WASHINGTON (CNN) -- Nearly 26 years after his death, Army Master Sgt. Woodrow "Woody" Keeble was awarded the Medal of Honor on Monday for his efforts during the Korean War.
Master Sgt. Woodrow Keeble was the recipient of two Purple Hearts and many other medals.
Keeble is the first full-blooded Sioux Indian to receive the honor and the 10th person to receive the medal from President Bush.
Keeble's stepson, Russell Hawkins, accepted the medal at a ceremony in the East Room of the White House.
"The Sioux have a saying: The life of a man is a circle. Well, today, we complete Woody's circle from an example to his men to an example for the ages," Bush said. "And if we honor his life and take lessons from his good and noble service, then Master Sgt. Woody Keeble will serve his country once again." Watch Bush recount Keeble's heroism »
Bush said the ceremony honoring the decorated war veteran was a sad one and one that should have happened decades before. A series of paperwork errors and missed deadlines caused a roadblock in the nominating process.
After a long effort by Keeble's family, fellow soldiers, tribal members and four U.S. senators, Congress approved the nomination in 2002.
"I'm pleased that this good and honorable man is finally getting the recognition he deserves," Bush said. "But on behalf of our grateful nation, I deeply regret that this tribute comes decades too late."
Bush said Monday's ceremony was an effort to set things right.
"We can tell his story, we can honor his memory, and we can follow his lead by showing all those who followed him on the battlefield the same love and generosity and spirit that Woody showed his country every day."
A veteran of World War II and the Korean War, Keeble was born May 16, 1917, in Waubay, South Dakota, on the Sisseton-Wahpeton Sioux Reservation, which stretched into North Dakota.
Keeble was being recruited by the Chicago White Sox when he was called to duty in World War II.
The U.S. Army said his "gallant actions" serving on the battlefields in the two wars resulted in top honors, including two Purple Hearts, the Silver Star, the Bronze Star, a Combat Infantryman Badge and the Distinguished Service Cross.
In 1942, Keeble joined the North Dakota National Guard, and in October of that year, he "found himself embroiled in some of the fiercest hand-to-hand combat of World War II on Guadalcanal," according to the U.S. Army.
"Guadalcanal seemed to be on his mind a lot," Hawkins told the Army News Service. "His fellow soldiers said he had to fight a lot of hand-to-hand fights with the Japanese, so he saw their faces. Every now and then, he would get a faraway look in his eyes, and I knew he was thinking about those men and the things he had to do."
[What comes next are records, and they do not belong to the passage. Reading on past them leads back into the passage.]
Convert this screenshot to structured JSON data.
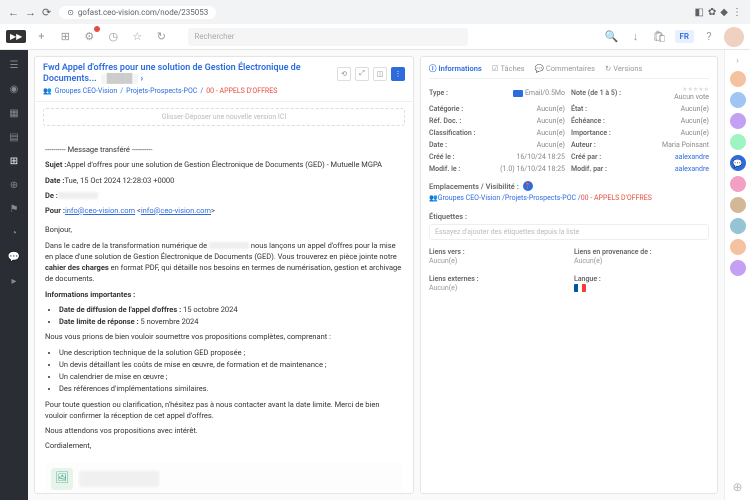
{
  "browser": {
    "url": "gofast.ceo-vision.com/node/235053"
  },
  "toolbar": {
    "search_placeholder": "Rechercher",
    "lang": "FR"
  },
  "doc": {
    "title": "Fwd Appel d'offres pour une solution de Gestion Électronique de Documents...",
    "breadcrumb": {
      "grp": "Groupes CEO-Vision",
      "p1": "Projets-Prospects-POC",
      "p2": "00 - APPELS D'OFFRES"
    },
    "dropzone": "Glisser-Déposer une nouvelle version ICI",
    "fwd_header": "---------- Message transféré ----------",
    "subject_label": "Sujet :",
    "subject": "Appel d'offres pour une solution de Gestion Électronique de Documents (GED) - Mutuelle MGPA",
    "date_label": "Date :",
    "date": "Tue, 15 Oct 2024 12:28:03 +0000",
    "from_label": "De :",
    "for_label": "Pour :",
    "for_email1": "info@ceo-vision.com",
    "for_email2": "info@ceo-vision.com",
    "greeting": "Bonjour,",
    "para1a": "Dans le cadre de la transformation numérique de ",
    "para1b": " nous lançons un appel d'offres pour la mise en place d'une solution de Gestion Électronique de Documents (GED). Vous trouverez en pièce jointe notre ",
    "cahier": "cahier des charges",
    "para1c": " en format PDF, qui détaille nos besoins en termes de numérisation, gestion et archivage de documents.",
    "infos_importantes": "Informations importantes :",
    "li1_label": "Date de diffusion de l'appel d'offres :",
    "li1_val": " 15 octobre 2024",
    "li2_label": "Date limite de réponse :",
    "li2_val": " 5 novembre 2024",
    "para2": "Nous vous prions de bien vouloir soumettre vos propositions complètes, comprenant :",
    "bl1": "Une description technique de la solution GED proposée ;",
    "bl2": "Un devis détaillant les coûts de mise en œuvre, de formation et de maintenance ;",
    "bl3": "Un calendrier de mise en œuvre ;",
    "bl4": "Des références d'implémentations similaires.",
    "para3": "Pour toute question ou clarification, n'hésitez pas à nous contacter avant la date limite. Merci de bien vouloir confirmer la réception de cet appel d'offres.",
    "para4": "Nous attendons vos propositions avec intérêt.",
    "closing": "Cordialement,"
  },
  "tabs": {
    "info": "Informations",
    "tasks": "Tâches",
    "comments": "Commentaires",
    "versions": "Versions"
  },
  "meta": {
    "type_l": "Type :",
    "type_v": "Email/0.5Mo",
    "note_l": "Note (de 1 à 5) :",
    "note_v": "Aucun vote",
    "cat_l": "Catégorie :",
    "cat_v": "Aucun(e)",
    "etat_l": "État :",
    "etat_v": "Aucun(e)",
    "ref_l": "Réf. Doc. :",
    "ref_v": "Aucun(e)",
    "ech_l": "Échéance :",
    "ech_v": "Aucun(e)",
    "class_l": "Classification :",
    "class_v": "Aucun(e)",
    "imp_l": "Importance :",
    "imp_v": "Aucun(e)",
    "date_l": "Date :",
    "date_v": "Aucun(e)",
    "auteur_l": "Auteur :",
    "auteur_v": "Maria Poinsant",
    "cree_l": "Créé le :",
    "cree_v": "16/10/24 18:25",
    "creepar_l": "Créé par :",
    "creepar_v": "aalexandre",
    "modif_l": "Modif. le :",
    "modif_v": "(1.0) 16/10/24 18:25",
    "modifpar_l": "Modif. par :",
    "modifpar_v": "aalexandre"
  },
  "loc": {
    "title": "Emplacements / Visibilité :",
    "grp": "Groupes CEO-Vision",
    "p1": "Projets-Prospects-POC",
    "p2": "00 - APPELS D'OFFRES"
  },
  "tags": {
    "title": "Étiquettes :",
    "placeholder": "Essayez d'ajouter des étiquettes depuis la liste"
  },
  "links": {
    "vers_l": "Liens vers :",
    "vers_v": "Aucun(e)",
    "prov_l": "Liens en provenance de :",
    "prov_v": "Aucun(e)",
    "ext_l": "Liens externes :",
    "ext_v": "Aucun(e)",
    "lang_l": "Langue :"
  }
}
Bush spoke of Keeble's service in Korea.
"One soldier remembered the time when he walked through a minefield, leaving tracks for his men to follow. Another recalled the time when he was shot twice in the arm and kept fighting without seeming to notice," Bush said.
According to the Army, Keeble once said of his time in the military that there "were terrible moments that encompassed a lifetime, an endlessness, when terror was so strong in me, that I could feel idiocy replace reason. ... I have never left my position, nor have I shirked hazardous duty. Fear did not make a coward out of me."
His return to North Dakota was marked by a string of devastating events, including the death of his first wife and ongoing recovery from battle wounds.
Later, a series of strokes paralyzed him and took away his ability to speak. He died in 1982, according to the Army.
In addition to Hawkins, Keeble is survived by a stepdaughter, Kathryn Akipa. E-mail to a friend
CNN's Ed Hornick contributed to this report.